06/23/2010 04:39 pm ET | Updated May 25, 2011

Chicago Population Grows As Fewer Can Afford To Leave

Chicago's population grew by roughly 21,000 people in the year between July 2008 and July 2009, but perhaps not for the reasons we might like.

Due to poor economic conditions, population shifts slowed across the board in that year, as people and families could ill afford to pack up and move.

From the Chicago Sun-Times' report on the data:

"People are sort of being frozen in place by the recession," said Kenneth Johnson, senior demographer at the University of New Hampshire's Carsey Institute.

Johnson said that factors that used to motivate movement, such as making a lot of money on your house, no longer exist.

"And opportunity elsewhere is not as evident as it once was," he said.

This is reflected in figures for Sun Belt cities, such as Phoenix, Las Vegas and Fort Myers, Fla., where population growth slowed significantly.

For Chicago, this meant that only 3,500 people left the city for greener pastures in the year in question. This emigration was more than replaced by immigrants to the city as well as new-born Chicagoans.

This marks the third consecutive year in which Chicago's population has grown: in the previous year, it also increased by more than 20,000, while from July 2006 to July 2007, there were roughly 6,000 more Chicagoans.

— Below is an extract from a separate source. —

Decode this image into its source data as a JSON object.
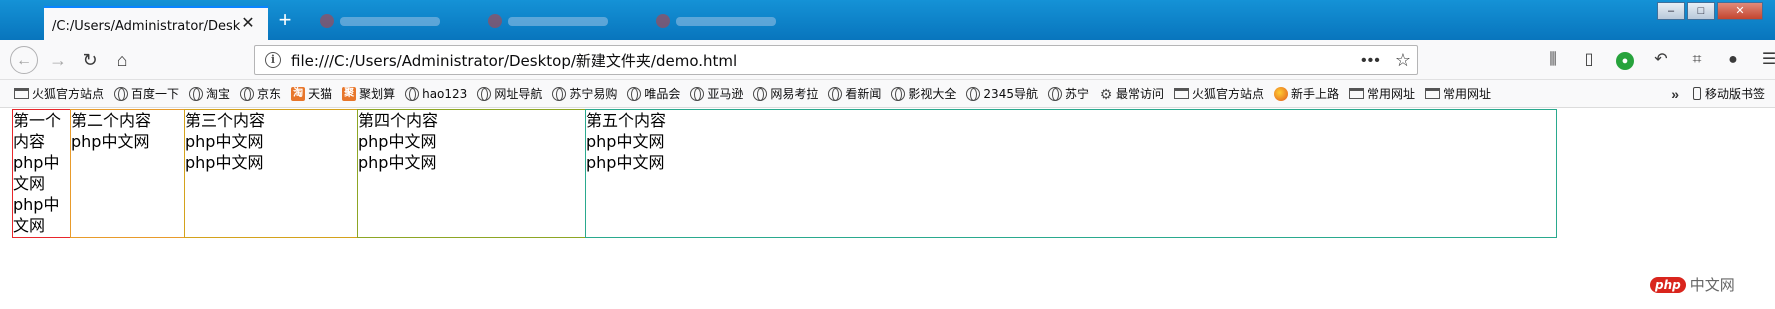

Chicago remains the third-largest city in the nation, with an estimated 2,851,268 people living in the city proper.